Treatment of Opioid Addiction with Iboga (The U.S. Doesn’t Care)
The President’s Commission on Combating Drug Addiction and the Opioid Crisis recently called for a state of emergency in dealing with a serious issue – Opioid Epidemic. It now kills over 100 Americans daily. Addiction to opioid painkillers has been fueling the dramatic rise in heroin abuse and overdose in the United States. People who abuse or who are dependent on prescription painkillers were found to be 40 times more likely to abuse heroin.
Heroin is a low-cost alternative for people addicted to opioid pain medications. To make matters worse, dealers are cutting fentanyl – a cheap, synthetic opioid that can be a hundred times stronger than morphine – into everything from cocaine to MDMA, to heroin. In Vancouver, heroin is believed to have been all but replaced with fentanyl.
Unfortunately, measures to address addiction treatment are woefully inadequate. Even when an overdose doesn’t kill, heroin addiction often leaves the user with an abysmal quality of life.
Furthermore, methadone is an opioid agonist and binds to opioid receptors as heroin does. To make matters worse, anticipated and drastic cuts to Medicaid funding will significantly reduce access to any medication-assisted treatments.

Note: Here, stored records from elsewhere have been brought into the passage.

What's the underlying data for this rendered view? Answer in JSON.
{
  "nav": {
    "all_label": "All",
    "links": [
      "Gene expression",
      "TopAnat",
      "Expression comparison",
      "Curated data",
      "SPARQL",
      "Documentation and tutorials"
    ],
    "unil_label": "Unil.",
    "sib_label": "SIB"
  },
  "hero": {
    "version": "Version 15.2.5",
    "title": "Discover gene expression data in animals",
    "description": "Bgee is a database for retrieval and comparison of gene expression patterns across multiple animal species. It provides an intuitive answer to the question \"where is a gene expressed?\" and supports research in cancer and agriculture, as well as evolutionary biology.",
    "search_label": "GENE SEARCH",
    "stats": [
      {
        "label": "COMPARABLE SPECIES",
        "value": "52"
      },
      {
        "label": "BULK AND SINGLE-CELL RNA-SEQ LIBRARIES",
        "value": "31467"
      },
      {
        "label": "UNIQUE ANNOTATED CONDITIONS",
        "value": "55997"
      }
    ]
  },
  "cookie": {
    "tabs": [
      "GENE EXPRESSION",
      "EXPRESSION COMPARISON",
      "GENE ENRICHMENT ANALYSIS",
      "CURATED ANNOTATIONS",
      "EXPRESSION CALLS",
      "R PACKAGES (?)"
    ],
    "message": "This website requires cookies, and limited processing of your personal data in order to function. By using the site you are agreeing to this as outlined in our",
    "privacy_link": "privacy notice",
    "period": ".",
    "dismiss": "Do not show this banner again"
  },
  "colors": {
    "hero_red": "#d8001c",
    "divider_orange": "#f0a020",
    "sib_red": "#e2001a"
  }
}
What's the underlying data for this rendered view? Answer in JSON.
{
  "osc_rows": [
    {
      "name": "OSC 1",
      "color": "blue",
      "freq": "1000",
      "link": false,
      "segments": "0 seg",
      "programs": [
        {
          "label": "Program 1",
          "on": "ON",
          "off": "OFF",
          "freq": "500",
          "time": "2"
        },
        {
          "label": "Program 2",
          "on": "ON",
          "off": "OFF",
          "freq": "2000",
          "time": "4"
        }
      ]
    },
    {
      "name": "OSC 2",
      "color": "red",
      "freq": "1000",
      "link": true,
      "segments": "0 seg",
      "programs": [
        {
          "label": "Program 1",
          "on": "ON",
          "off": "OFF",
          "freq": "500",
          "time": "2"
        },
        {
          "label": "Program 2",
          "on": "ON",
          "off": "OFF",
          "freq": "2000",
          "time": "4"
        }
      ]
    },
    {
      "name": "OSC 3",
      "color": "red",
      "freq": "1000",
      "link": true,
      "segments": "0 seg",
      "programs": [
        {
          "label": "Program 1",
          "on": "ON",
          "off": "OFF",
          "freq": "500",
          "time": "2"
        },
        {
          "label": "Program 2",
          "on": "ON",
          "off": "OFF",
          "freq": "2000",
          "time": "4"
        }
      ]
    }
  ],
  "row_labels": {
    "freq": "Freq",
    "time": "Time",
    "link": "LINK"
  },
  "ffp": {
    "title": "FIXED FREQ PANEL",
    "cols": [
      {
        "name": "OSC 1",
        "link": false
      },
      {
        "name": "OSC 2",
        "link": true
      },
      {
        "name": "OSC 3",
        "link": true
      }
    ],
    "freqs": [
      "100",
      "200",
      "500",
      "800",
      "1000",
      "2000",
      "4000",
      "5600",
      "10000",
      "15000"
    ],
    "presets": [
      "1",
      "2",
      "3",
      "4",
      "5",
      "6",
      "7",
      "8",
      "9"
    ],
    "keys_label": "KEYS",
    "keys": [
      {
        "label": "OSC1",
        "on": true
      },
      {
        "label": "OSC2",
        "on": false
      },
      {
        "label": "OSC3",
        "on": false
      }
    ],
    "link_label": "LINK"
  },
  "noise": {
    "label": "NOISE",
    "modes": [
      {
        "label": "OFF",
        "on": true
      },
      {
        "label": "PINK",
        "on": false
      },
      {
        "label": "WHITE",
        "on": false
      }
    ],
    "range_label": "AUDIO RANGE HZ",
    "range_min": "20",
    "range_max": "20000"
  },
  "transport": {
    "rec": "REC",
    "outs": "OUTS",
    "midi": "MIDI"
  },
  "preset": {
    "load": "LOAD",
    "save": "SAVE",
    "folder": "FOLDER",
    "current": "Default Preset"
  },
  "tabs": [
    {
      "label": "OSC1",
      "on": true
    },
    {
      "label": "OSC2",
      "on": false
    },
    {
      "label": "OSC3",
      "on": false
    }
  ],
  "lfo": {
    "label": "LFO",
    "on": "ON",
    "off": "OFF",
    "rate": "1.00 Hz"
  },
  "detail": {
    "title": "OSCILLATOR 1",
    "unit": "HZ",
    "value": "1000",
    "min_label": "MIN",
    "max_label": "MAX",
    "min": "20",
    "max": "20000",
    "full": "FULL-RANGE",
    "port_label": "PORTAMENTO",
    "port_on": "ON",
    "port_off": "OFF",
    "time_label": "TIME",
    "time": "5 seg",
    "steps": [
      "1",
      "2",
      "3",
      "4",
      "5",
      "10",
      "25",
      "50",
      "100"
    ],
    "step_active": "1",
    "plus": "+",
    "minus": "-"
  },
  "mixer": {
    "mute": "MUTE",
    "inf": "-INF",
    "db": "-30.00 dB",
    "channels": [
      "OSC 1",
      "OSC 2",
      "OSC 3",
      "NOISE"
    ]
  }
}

Use of Iboga and Ibogaine as Addiction Treatment Therapies
Ibogaine was first synthesized in 1901. It was first used in France to treat depression. But it was only in 1963 when a heroin addict named Howard Lotsof in New York took ibogaine along with six other heroin addicts, for what they thought would be a recreational drug experiment. The next day, six out of the seven participants, including Howard, discovered that when the hallucinations stopped, their cravings for heroin had vanished. What’s more, they had not experienced any withdrawal symptoms either. Iboga started to grow in popularity in the Western world when it was discovered that ibogaine, one of the primary active alkaloids in the iboga plant, was extremely effective in treating drug addiction.
Lots of went on to advocate for ibogaine as an addiction treatment for the rest of his life, encountering lots of skepticism. Since then, iboga and ibogaine have been shown in observational research to interrupt several types of substances and behavioral addictions.
Opioid Addiction Treatment – How Do Iboga and Ibogaine Work?
In a study from the early 1990s, Stanley Glick, a neuroscientist in the U.S., found that rats addicted to cocaine significantly reduced their drug intake after consuming ibogaine.
A study in Brazil showed a 62% rate of long-term abstinence for 75 individuals with a variety of important factors including pre-treatment abstinence of a period of 30 – 60 days with therapeutic support, proper medical supervision, access to an extended stay aftercare treatment space, and additional ibogaine treatments for some patients. It was published in November 2014, in the Journal of Psychopharmacology.
Iboga or Ibogaine – Which is the better Addiction Treatment Option?
Multiple studies are revealing: Even in cases when the treatment with ibogaine doesn’t aid complete abstinence, it usually works to reduce substance abuse and improve the patient’s quality of life in several ways.
However, it is still unknown exactly what causes the cessation of cravings. All we can observe is that iboga and ibogaine work to interrupt addiction by resetting the receptor sites in the brain and facilitating deep introspection and insight regarding the roots of addiction and destructive patterns. The addict is given the neurological freedom to break out of old patterns and learn new ones. Holistic healing naturally promotes an intense sense of well-being. From a traditional standpoint, the iboga plant spirit is said to impart spiritual teachings and promote love for the gift of life.
Nevertheless, you must know that Iboga and ibogaine are not a “magic bullet” for addiction treatment. For the best results, these medicines require wholehearted preparation and integration support. Proficient providers will provide support in these areas. The medicine often provides clear instructions for life changes; it may also be required to leave toxic environments and learn new life skills.
Why is Iboga Illegal in the U.S.?
The thing is that iboga and ibogaine are illegal in the U.S., Belgium, France, Switzerland, Sweden, and Denmark. In the other parts of the world, it is legal or unregulated. In countries where it is legal, ibogaine treatments typically take place in private clinics, staffed by medical personnel administering ibogaine hydrochloride while monitoring the patient’s heart rate and other vital signs, and iboga treatments take place in private retreat centers, with traditional providers offering the total alkaloid extract along with medical support. For U.S. addicts to receive ibogaine treatment, they must have the resources to receive treatment at a private clinic.
The U.S. pharmaceutical industry has not shown much interest in supporting the research trials for iboga and ibogaine has been suggested that this is because iboga cannot be patented. Long-term drug replacement therapies such as methadone and suboxone are more profitable.